  • Play music that will get you in the right frame of mind—not the kind that will have you singing at the top of your lungs, scaring the neighbors with your funky dance moves. Save that for your breaks.
  • If nothing else, employ the acronym coined by cartoonist Howard Tayler over at Writing Excuses: BIC HOK. “Butt in chair, hands on keyboard.”

“I’m exhausted.”

  • Yeah? Me too. Take breaks! Burnout is a bad, bad thing. Avoid it. Of course, you can’t be burnt out if you haven’t started working yet, can you?
  • Grab a caffeinated drink. (My name is Julia Gilstein, and I am a tea addict.) Stay hydrated. Water is a wonderful thing. It helps keep you alert. It also forces you to get up and take a bathroom break.
  • Run a lap around the office/the house/your sleeping chinchilla. (I do not own a pet chinchilla, nor do I endorse running around them.) Better, yet, fit in exercise sometime during the day. It’ll help you stay energized.
  • Turn on some music. Figure out what type of genre/artist sets you in the right frame of mind for work. I’m sure you’ve heard of classical music increasing productivity—instrumentals in general are great. My personal preference is for movie soundtracks.

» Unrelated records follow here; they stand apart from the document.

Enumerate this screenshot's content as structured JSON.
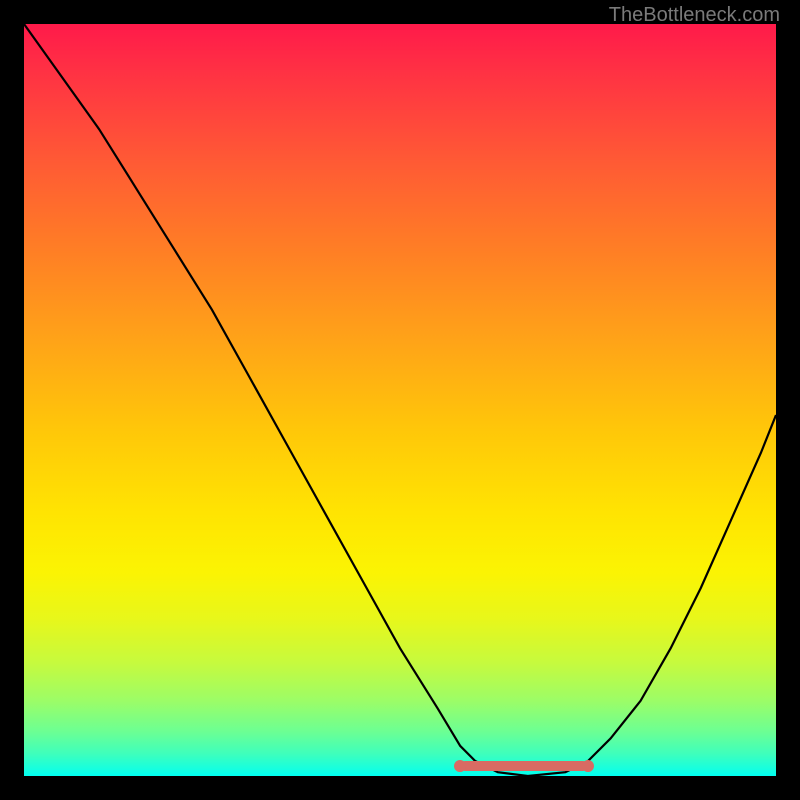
{
  "watermark": "TheBottleneck.com",
  "chart_data": {
    "type": "line",
    "title": "",
    "xlabel": "",
    "ylabel": "",
    "x_range": [
      0,
      100
    ],
    "y_range": [
      0,
      100
    ],
    "series": [
      {
        "name": "curve",
        "x": [
          0,
          5,
          10,
          15,
          20,
          25,
          30,
          35,
          40,
          45,
          50,
          55,
          58,
          60,
          63,
          67,
          72,
          75,
          78,
          82,
          86,
          90,
          94,
          98,
          100
        ],
        "y": [
          100,
          93,
          86,
          78,
          70,
          62,
          53,
          44,
          35,
          26,
          17,
          9,
          4,
          2,
          0.5,
          0,
          0.5,
          2,
          5,
          10,
          17,
          25,
          34,
          43,
          48
        ]
      }
    ],
    "trough": {
      "x_start": 58,
      "x_end": 75,
      "y": 0
    },
    "gradient_colors": {
      "top": "#ff1a4a",
      "mid": "#ffe402",
      "bottom": "#00fff2"
    }
  }
}
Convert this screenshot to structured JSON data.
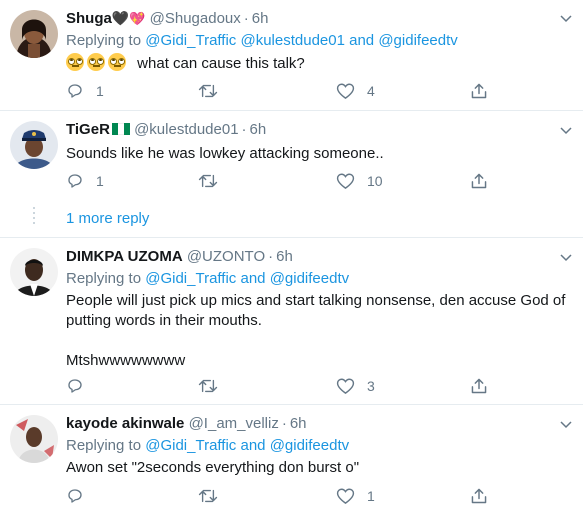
{
  "tweets": [
    {
      "name": "Shuga",
      "handle": "@Shugadoux",
      "time": "6h",
      "replying_prefix": "Replying to",
      "replying_to": [
        "@Gidi_Traffic",
        "@kulestdude01",
        "@gidifeedtv"
      ],
      "connector": "and",
      "text": "what can cause this talk?",
      "replies": "1",
      "retweets": "",
      "likes": "4"
    },
    {
      "name": "TiGeR",
      "handle": "@kulestdude01",
      "time": "6h",
      "text": "Sounds like he was lowkey attacking someone..",
      "replies": "1",
      "retweets": "",
      "likes": "10"
    },
    {
      "name": "DIMKPA UZOMA",
      "handle": "@UZONTO",
      "time": "6h",
      "replying_prefix": "Replying to",
      "replying_to": [
        "@Gidi_Traffic",
        "@gidifeedtv"
      ],
      "connector": "and",
      "text": "People will just pick up mics and start talking nonsense, den accuse God of putting words in their mouths.",
      "text2": "Mtshwwwwwwww",
      "replies": "",
      "retweets": "",
      "likes": "3"
    },
    {
      "name": "kayode akinwale",
      "handle": "@I_am_velliz",
      "time": "6h",
      "replying_prefix": "Replying to",
      "replying_to": [
        "@Gidi_Traffic",
        "@gidifeedtv"
      ],
      "connector": "and",
      "text": "Awon set \"2seconds everything don burst o\"",
      "replies": "",
      "retweets": "",
      "likes": "1"
    }
  ],
  "more_reply": "1 more reply",
  "colors": {
    "link": "#1b95e0",
    "muted": "#657786",
    "divider": "#e6ecf0"
  }
}
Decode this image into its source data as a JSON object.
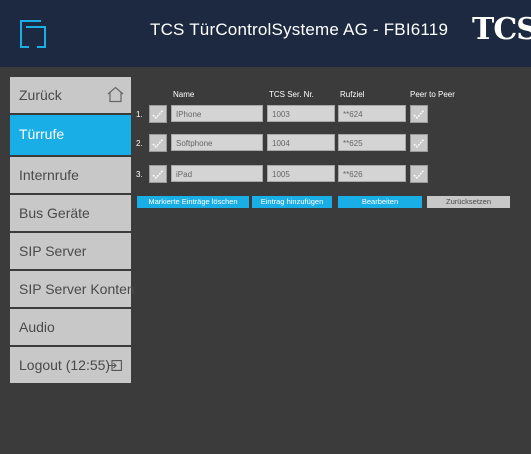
{
  "header": {
    "title": "TCS TürControlSysteme AG - FBI6119",
    "brand": "TCS"
  },
  "sidebar": {
    "items": [
      {
        "label": "Zurück"
      },
      {
        "label": "Türrufe"
      },
      {
        "label": "Internrufe"
      },
      {
        "label": "Bus Geräte"
      },
      {
        "label": "SIP Server"
      },
      {
        "label": "SIP Server Konten"
      },
      {
        "label": "Audio"
      },
      {
        "label": "Logout (12:55)"
      }
    ]
  },
  "table": {
    "columns": {
      "name": "Name",
      "serial": "TCS Ser. Nr.",
      "target": "Rufziel",
      "p2p": "Peer to Peer"
    },
    "rows": [
      {
        "num": "1.",
        "name": "IPhone",
        "serial": "1003",
        "target": "**624"
      },
      {
        "num": "2.",
        "name": "Softphone",
        "serial": "1004",
        "target": "**625"
      },
      {
        "num": "3.",
        "name": "iPad",
        "serial": "1005",
        "target": "**626"
      }
    ]
  },
  "actions": {
    "delete": "Markierte Einträge löschen",
    "add": "Eintrag hinzufügen",
    "edit": "Bearbeiten",
    "reset": "Zurücksetzen"
  },
  "colors": {
    "header_bg": "#1c2940",
    "accent": "#1aaee6",
    "nav_bg": "#c8c8c8",
    "page_bg": "#3b3b3b"
  }
}
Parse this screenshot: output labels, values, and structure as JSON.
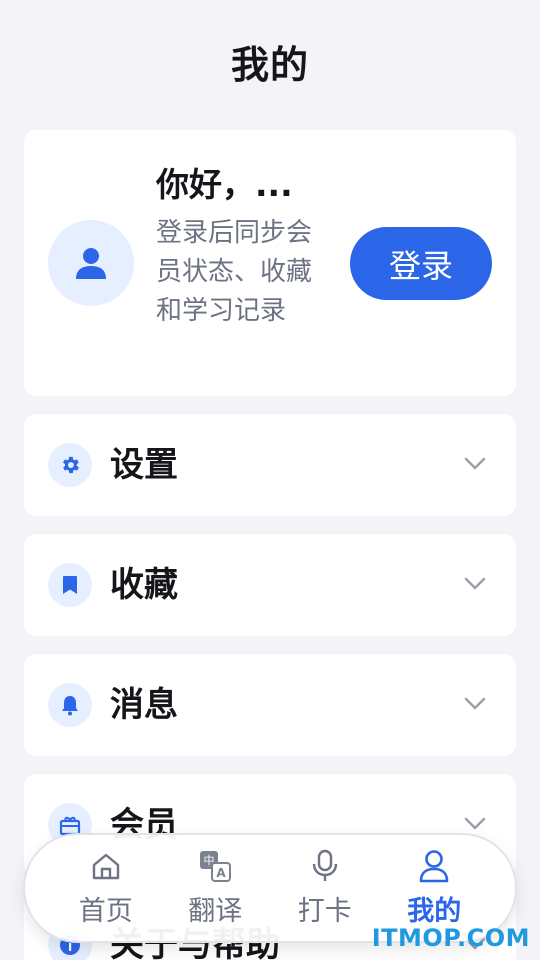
{
  "header": {
    "title": "我的"
  },
  "profile": {
    "greeting": "你好，...",
    "description": "登录后同步会员状态、收藏和学习记录",
    "login_label": "登录",
    "avatar_icon": "user-icon"
  },
  "menu": {
    "items": [
      {
        "label": "设置",
        "icon": "gear-icon"
      },
      {
        "label": "收藏",
        "icon": "bookmark-icon"
      },
      {
        "label": "消息",
        "icon": "bell-icon"
      },
      {
        "label": "会员",
        "icon": "gift-icon"
      },
      {
        "label": "关于与帮助",
        "icon": "info-icon"
      }
    ]
  },
  "tabbar": {
    "tabs": [
      {
        "label": "首页",
        "icon": "home-icon"
      },
      {
        "label": "翻译",
        "icon": "translate-icon"
      },
      {
        "label": "打卡",
        "icon": "microphone-icon"
      },
      {
        "label": "我的",
        "icon": "person-icon",
        "active": true
      }
    ]
  },
  "watermark": {
    "text": "ITMOP.COM"
  },
  "colors": {
    "accent": "#2c66e8",
    "background": "#f4f4f8",
    "icon_bg": "#e6efff",
    "muted_text": "#6d7382",
    "watermark": "#1f9ae0"
  }
}
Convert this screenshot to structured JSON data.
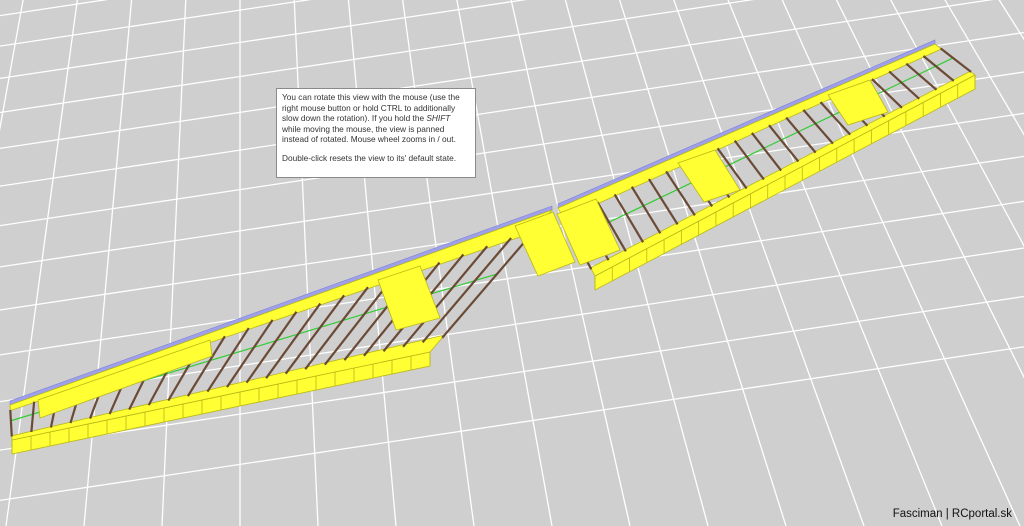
{
  "colors": {
    "background": "#cfcfcf",
    "grid": "#ffffff",
    "sheeting": "#ffff33",
    "sheeting_edge": "#b8b815",
    "rib": "#6b4a36",
    "spar": "#999999",
    "leading_edge": "#9ea0ea",
    "center_line": "#33cc33"
  },
  "help": {
    "line1_a": "You can rotate this view with the mouse (use the right mouse button or hold CTRL to additionally slow down the rotation). If you hold the ",
    "line1_em": "SHIFT",
    "line1_b": " while moving the mouse, the view is panned instead of rotated. Mouse wheel zooms in / out.",
    "line2": "Double-click resets the view to its' default state."
  },
  "credit": "Fasciman | RCportal.sk"
}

When the music gets especially dramatic, I suddenly feel as though placing that apostrophe is the key to saving the world.
  • If you find yourself staring at the computer screen, reading the same sentence over and over again, switch to a different project. You’ll be able to pour more energy into that second project, since it’s fresh on your mind. When that energy dies down, switch back to the first one.
  • It’s okay to have an unproductive day. Hey, that rhymes! Useful for a mantra, isn’t it? “Unproductive day? That’s okay!” Repeat this to lessen procrastination guilt. Sometimes, you just can’t concentrate. It happens. (If you’re like me, take pride in the cleaning frenzy you just went on because your brain felt too overloaded to work.) Just don’t let it happen all the time. To prevent that, having a habitual schedule will come in handy.

“The deadline’s not for a few days.” (Also known as: “There’s always tomorrow!”)

  • Except when tomorrow is today. And then you panic.
  • The hardest deadline to stick to is the one you make for yourself. Yet you need to do that if you want to be a successful freelancer. If you push things off until the last minute, you risk losing sleep, getting overly stressed, and turning in a lesser quality product. Even if you just meet your client’s deadline, you could lose that client.
  • I’m a procrastinator by nature, driven by the deadline. (As you can see, I have to work on keeping my own deadlines.) The closer the deadline approaches, the more I’ll dive into my work. That time pressure helps me turn out a decent product, because I’ll have poured my all into it at one go.
  • But I admit, I’ve been a lot happier when I know how long a project will take me. I’ll plan everything else that I need/want to occur at the same time around it, and then parcel it out, doing bits at a time. Turning something in early becomes possible, and it feels so good. I find that when I actually follow the advice I just gave above, I’m happily productive. Stopping procrastination before it starts is a habit that takes getting used to, one that you can manage if you listen to yourself—acknowledge how you best work, then follow through with it.